▸ EXTRACTED ENTRIES

__________

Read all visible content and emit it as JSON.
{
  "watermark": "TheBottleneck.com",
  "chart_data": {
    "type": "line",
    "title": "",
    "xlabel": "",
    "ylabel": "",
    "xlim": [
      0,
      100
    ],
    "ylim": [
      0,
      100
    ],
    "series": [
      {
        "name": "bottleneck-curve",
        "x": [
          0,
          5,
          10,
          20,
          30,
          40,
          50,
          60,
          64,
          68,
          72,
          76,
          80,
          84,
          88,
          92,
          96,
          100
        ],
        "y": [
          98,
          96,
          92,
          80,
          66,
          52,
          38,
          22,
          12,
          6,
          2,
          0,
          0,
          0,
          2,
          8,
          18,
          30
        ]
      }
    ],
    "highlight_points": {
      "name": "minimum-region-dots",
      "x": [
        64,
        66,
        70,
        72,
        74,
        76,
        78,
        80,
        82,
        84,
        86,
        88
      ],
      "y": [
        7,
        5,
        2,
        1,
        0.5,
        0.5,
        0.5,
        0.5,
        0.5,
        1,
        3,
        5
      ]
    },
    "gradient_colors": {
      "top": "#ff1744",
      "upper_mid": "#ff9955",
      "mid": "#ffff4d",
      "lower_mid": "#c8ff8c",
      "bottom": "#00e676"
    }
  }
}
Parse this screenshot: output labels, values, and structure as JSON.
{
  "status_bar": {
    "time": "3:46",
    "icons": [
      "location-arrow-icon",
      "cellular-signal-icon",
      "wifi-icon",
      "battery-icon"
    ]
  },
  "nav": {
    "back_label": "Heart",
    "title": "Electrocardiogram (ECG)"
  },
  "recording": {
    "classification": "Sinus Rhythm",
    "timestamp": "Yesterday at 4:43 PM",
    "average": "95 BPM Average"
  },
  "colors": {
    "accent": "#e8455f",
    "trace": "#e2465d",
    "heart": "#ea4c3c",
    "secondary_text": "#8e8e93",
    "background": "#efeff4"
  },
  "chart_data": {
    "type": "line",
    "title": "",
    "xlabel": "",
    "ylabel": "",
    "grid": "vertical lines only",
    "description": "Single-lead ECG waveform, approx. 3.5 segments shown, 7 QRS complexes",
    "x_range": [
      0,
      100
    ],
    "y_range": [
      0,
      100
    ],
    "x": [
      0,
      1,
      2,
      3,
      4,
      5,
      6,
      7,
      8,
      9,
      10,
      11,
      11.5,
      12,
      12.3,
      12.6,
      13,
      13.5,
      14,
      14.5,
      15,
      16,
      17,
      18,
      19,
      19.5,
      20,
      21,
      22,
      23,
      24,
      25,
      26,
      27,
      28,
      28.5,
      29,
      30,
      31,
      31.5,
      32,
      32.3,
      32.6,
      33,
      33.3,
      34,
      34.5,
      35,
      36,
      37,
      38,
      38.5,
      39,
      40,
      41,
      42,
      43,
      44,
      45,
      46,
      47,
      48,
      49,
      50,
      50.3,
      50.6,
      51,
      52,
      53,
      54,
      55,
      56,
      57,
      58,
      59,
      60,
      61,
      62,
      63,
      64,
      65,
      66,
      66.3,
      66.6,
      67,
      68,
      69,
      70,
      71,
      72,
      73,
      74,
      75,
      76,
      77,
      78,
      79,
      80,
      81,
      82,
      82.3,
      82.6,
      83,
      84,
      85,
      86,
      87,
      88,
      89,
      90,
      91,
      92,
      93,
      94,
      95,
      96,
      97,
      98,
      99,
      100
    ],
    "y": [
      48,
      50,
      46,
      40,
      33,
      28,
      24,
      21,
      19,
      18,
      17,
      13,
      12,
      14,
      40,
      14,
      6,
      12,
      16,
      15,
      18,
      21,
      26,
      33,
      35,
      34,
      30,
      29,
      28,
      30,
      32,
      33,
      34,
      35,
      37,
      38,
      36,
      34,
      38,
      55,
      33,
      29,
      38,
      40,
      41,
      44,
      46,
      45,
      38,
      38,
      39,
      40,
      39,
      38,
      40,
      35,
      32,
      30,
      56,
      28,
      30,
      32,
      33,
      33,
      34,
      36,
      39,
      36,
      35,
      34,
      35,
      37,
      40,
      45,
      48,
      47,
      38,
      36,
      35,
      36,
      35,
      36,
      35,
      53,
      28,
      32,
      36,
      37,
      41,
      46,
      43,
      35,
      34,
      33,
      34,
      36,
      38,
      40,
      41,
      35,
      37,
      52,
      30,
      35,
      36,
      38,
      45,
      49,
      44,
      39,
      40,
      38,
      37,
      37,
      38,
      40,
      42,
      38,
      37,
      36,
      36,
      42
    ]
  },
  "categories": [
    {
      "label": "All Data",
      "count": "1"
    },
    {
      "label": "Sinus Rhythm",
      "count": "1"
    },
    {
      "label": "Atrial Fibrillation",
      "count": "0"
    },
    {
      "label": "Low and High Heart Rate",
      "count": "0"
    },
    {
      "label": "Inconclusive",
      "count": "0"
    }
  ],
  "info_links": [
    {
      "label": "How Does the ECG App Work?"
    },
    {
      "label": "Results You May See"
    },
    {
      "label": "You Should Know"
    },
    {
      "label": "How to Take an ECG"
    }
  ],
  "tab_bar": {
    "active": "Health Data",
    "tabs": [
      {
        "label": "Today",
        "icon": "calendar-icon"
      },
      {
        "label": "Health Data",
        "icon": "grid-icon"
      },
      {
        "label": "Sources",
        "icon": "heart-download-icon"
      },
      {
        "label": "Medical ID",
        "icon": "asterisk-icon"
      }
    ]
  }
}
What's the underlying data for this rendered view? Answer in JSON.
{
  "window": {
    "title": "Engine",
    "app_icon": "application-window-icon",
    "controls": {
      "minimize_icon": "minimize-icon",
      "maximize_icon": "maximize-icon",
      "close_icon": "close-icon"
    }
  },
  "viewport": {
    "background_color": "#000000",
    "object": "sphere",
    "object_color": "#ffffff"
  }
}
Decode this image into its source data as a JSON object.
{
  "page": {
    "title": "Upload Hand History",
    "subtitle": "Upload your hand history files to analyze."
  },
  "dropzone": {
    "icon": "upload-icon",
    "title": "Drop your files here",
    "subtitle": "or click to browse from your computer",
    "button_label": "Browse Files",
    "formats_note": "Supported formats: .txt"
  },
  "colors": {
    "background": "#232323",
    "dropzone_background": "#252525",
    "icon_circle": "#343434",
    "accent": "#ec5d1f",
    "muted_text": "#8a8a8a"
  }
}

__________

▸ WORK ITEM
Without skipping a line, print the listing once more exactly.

▸ RESPONSE
Read all visible content and emit it as JSON.
{
  "watermark": "TheBottleneck.com",
  "chart_data": {
    "type": "line",
    "title": "",
    "xlabel": "",
    "ylabel": "",
    "xlim": [
      0,
      100
    ],
    "ylim": [
      0,
      100
    ],
    "series": [
      {
        "name": "bottleneck-curve",
        "x": [
          0,
          5,
          10,
          20,
          30,
          40,
          50,
          60,
          64,
          68,
          72,
          76,
          80,
          84,
          88,
          92,
          96,
          100
        ],
        "y": [
          98,
          96,
          92,
          80,
          66,
          52,
          38,
          22,
          12,
          6,
          2,
          0,
          0,
          0,
          2,
          8,
          18,
          30
        ]
      }
    ],
    "highlight_points": {
      "name": "minimum-region-dots",
      "x": [
        64,
        66,
        70,
        72,
        74,
        76,
        78,
        80,
        82,
        84,
        86,
        88
      ],
      "y": [
        7,
        5,
        2,
        1,
        0.5,
        0.5,
        0.5,
        0.5,
        0.5,
        1,
        3,
        5
      ]
    },
    "gradient_colors": {
      "top": "#ff1744",
      "upper_mid": "#ff9955",
      "mid": "#ffff4d",
      "lower_mid": "#c8ff8c",
      "bottom": "#00e676"
    }
  }
}
Parse this screenshot: output labels, values, and structure as JSON.
{
  "status_bar": {
    "time": "3:46",
    "icons": [
      "location-arrow-icon",
      "cellular-signal-icon",
      "wifi-icon",
      "battery-icon"
    ]
  },
  "nav": {
    "back_label": "Heart",
    "title": "Electrocardiogram (ECG)"
  },
  "recording": {
    "classification": "Sinus Rhythm",
    "timestamp": "Yesterday at 4:43 PM",
    "average": "95 BPM Average"
  },
  "colors": {
    "accent": "#e8455f",
    "trace": "#e2465d",
    "heart": "#ea4c3c",
    "secondary_text": "#8e8e93",
    "background": "#efeff4"
  },
  "chart_data": {
    "type": "line",
    "title": "",
    "xlabel": "",
    "ylabel": "",
    "grid": "vertical lines only",
    "description": "Single-lead ECG waveform, approx. 3.5 segments shown, 7 QRS complexes",
    "x_range": [
      0,
      100
    ],
    "y_range": [
      0,
      100
    ],
    "x": [
      0,
      1,
      2,
      3,
      4,
      5,
      6,
      7,
      8,
      9,
      10,
      11,
      11.5,
      12,
      12.3,
      12.6,
      13,
      13.5,
      14,
      14.5,
      15,
      16,
      17,
      18,
      19,
      19.5,
      20,
      21,
      22,
      23,
      24,
      25,
      26,
      27,
      28,
      28.5,
      29,
      30,
      31,
      31.5,
      32,
      32.3,
      32.6,
      33,
      33.3,
      34,
      34.5,
      35,
      36,
      37,
      38,
      38.5,
      39,
      40,
      41,
      42,
      43,
      44,
      45,
      46,
      47,
      48,
      49,
      50,
      50.3,
      50.6,
      51,
      52,
      53,
      54,
      55,
      56,
      57,
      58,
      59,
      60,
      61,
      62,
      63,
      64,
      65,
      66,
      66.3,
      66.6,
      67,
      68,
      69,
      70,
      71,
      72,
      73,
      74,
      75,
      76,
      77,
      78,
      79,
      80,
      81,
      82,
      82.3,
      82.6,
      83,
      84,
      85,
      86,
      87,
      88,
      89,
      90,
      91,
      92,
      93,
      94,
      95,
      96,
      97,
      98,
      99,
      100
    ],
    "y": [
      48,
      50,
      46,
      40,
      33,
      28,
      24,
      21,
      19,
      18,
      17,
      13,
      12,
      14,
      40,
      14,
      6,
      12,
      16,
      15,
      18,
      21,
      26,
      33,
      35,
      34,
      30,
      29,
      28,
      30,
      32,
      33,
      34,
      35,
      37,
      38,
      36,
      34,
      38,
      55,
      33,
      29,
      38,
      40,
      41,
      44,
      46,
      45,
      38,
      38,
      39,
      40,
      39,
      38,
      40,
      35,
      32,
      30,
      56,
      28,
      30,
      32,
      33,
      33,
      34,
      36,
      39,
      36,
      35,
      34,
      35,
      37,
      40,
      45,
      48,
      47,
      38,
      36,
      35,
      36,
      35,
      36,
      35,
      53,
      28,
      32,
      36,
      37,
      41,
      46,
      43,
      35,
      34,
      33,
      34,
      36,
      38,
      40,
      41,
      35,
      37,
      52,
      30,
      35,
      36,
      38,
      45,
      49,
      44,
      39,
      40,
      38,
      37,
      37,
      38,
      40,
      42,
      38,
      37,
      36,
      36,
      42
    ]
  },
  "categories": [
    {
      "label": "All Data",
      "count": "1"
    },
    {
      "label": "Sinus Rhythm",
      "count": "1"
    },
    {
      "label": "Atrial Fibrillation",
      "count": "0"
    },
    {
      "label": "Low and High Heart Rate",
      "count": "0"
    },
    {
      "label": "Inconclusive",
      "count": "0"
    }
  ],
  "info_links": [
    {
      "label": "How Does the ECG App Work?"
    },
    {
      "label": "Results You May See"
    },
    {
      "label": "You Should Know"
    },
    {
      "label": "How to Take an ECG"
    }
  ],
  "tab_bar": {
    "active": "Health Data",
    "tabs": [
      {
        "label": "Today",
        "icon": "calendar-icon"
      },
      {
        "label": "Health Data",
        "icon": "grid-icon"
      },
      {
        "label": "Sources",
        "icon": "heart-download-icon"
      },
      {
        "label": "Medical ID",
        "icon": "asterisk-icon"
      }
    ]
  }
}
What's the underlying data for this rendered view? Answer in JSON.
{
  "window": {
    "title": "Engine",
    "app_icon": "application-window-icon",
    "controls": {
      "minimize_icon": "minimize-icon",
      "maximize_icon": "maximize-icon",
      "close_icon": "close-icon"
    }
  },
  "viewport": {
    "background_color": "#000000",
    "object": "sphere",
    "object_color": "#ffffff"
  }
}
Decode this image into its source data as a JSON object.
{
  "page": {
    "title": "Upload Hand History",
    "subtitle": "Upload your hand history files to analyze."
  },
  "dropzone": {
    "icon": "upload-icon",
    "title": "Drop your files here",
    "subtitle": "or click to browse from your computer",
    "button_label": "Browse Files",
    "formats_note": "Supported formats: .txt"
  },
  "colors": {
    "background": "#232323",
    "dropzone_background": "#252525",
    "icon_circle": "#343434",
    "accent": "#ec5d1f",
    "muted_text": "#8a8a8a"
  }
}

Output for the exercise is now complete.